Ancient Thouria as a perioikos polis played a very important role in Messenia, as it was the most significant city of western Messenia and, after 369 B.C. when Messene was founded, the second in power city after Messene. For this reason, the sea area from the regions of Avia and Phares up to the outfalls of Pamisos River was called “Thouriates gulf”. (FIG. 1 – Map of Messenia)

The ruins of the ancient city are located on an elongated ridge, with direction N-S, located approximately 10km northwest of the city of Kalamata, on the right side of the Kalamata-Tripolis motorway, to the north (approximately 2,5km) of the modern town of Thouria. (FIG. 2- Aerial Photo)
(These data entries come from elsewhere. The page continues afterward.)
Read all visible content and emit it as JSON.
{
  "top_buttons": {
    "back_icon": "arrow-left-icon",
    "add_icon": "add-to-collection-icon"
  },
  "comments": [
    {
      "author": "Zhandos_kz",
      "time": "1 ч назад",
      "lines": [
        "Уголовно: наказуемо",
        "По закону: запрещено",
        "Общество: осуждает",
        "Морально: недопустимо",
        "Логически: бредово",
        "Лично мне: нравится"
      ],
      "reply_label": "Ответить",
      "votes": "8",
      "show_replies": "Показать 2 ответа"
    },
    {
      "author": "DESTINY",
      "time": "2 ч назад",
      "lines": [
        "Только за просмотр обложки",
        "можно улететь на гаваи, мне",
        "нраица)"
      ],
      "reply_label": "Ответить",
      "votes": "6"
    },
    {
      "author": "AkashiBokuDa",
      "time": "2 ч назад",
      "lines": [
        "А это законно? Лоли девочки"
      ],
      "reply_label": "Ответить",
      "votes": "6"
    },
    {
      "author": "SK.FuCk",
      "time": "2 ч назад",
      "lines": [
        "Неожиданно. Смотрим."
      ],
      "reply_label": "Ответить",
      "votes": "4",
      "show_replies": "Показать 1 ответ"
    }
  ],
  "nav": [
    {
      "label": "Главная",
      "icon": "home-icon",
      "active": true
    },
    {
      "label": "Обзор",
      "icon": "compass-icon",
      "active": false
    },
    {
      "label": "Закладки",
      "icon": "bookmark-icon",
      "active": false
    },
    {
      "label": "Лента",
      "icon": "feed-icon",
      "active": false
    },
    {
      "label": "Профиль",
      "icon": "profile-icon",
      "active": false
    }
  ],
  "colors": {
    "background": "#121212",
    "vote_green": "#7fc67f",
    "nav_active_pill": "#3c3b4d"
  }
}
The site has been identified by epigraphic finds that mention the name of the ancient city, while according to Pausanias (4.31.1-2) who has given a brief description of Thouria, this was the location of Homeric Antheia. On the other hand, Strabo identified the city with Homeric Aepeia from the ancient Greek word αιπύς that means tall or steep, as the city of Thouria was built on a high hill. It is characteristic, however, that two modern neighboring settlements that are located at the western foot of the hill are named Antheia and Aepeia respectively.

At the northern end of the hill, where the ancient acropolis is located, there is a visible part of the ancient fortification walls with rectangular fortification towers that are dated to the 4th century BC, built with care according to the isodomic system. (FIG. 3, 456)

Of particular interest are the tectonic signs that are clearly seen, inscribed on the surface of the blocks of the fortification walls. (FIG. 7)

On the southern side of the ridge, there are parts of walls or individual blocks in secondary use and built into the modern supporting walls for agriculture, (FIG. 8), as well as scattered parts of fluted columns. (FIG.9)

Parts of fortification walls and buildings are located on the eastern and also on the western part of the acropolis, while in the southern plateau the foundations of a large building are visible, possibly of a temple, with one column preserved in situ. (FIG. 10)

The city had possibly a Theater and a Gymnasium, while a large rectangular water cistern is visible on the western side, below the acropolis.

The ancient limestone quarry used for the construction of buildings for the ancient city has been identified 1km north of Thouria, in a position known as “Prionista”. (FIG. 11)

In some parts the traces of an ancient road are also visible through which the building material was transported from the quarry to the city. (FIG. 12)

The extremely impressive large number of scattered ceramics in a large extending area, as well as of the stone architectural material indicate the size of the ancient city that has suffered great destruction, at least during the last 100 years due to intensive cultivation of the rich soil, a fact that had as a result the altering of the morphology of the area.

The wonderful location of Thouria that dominates across the fertile plain of Kalamata, offering a unique view, with the Mountain of Ithome to the northwest and the sea to the south, was already inhabited since the prehistoric period. (FIG. 13)

Clear remains of habitation of the early Helladic and late Helladic periods have been identified on the three low tops that are formed on the southern end of the ridge, at the site called “Hellenica”, where part of a large Mycenaean necropolis has been excavated consisting of 16 chamber tombs, (FIG. 14), while to the north, near the village of modern Antheia, a large tholos royal tomb with rich offerings has come to light. (FIG. 151617)

Comments are closed.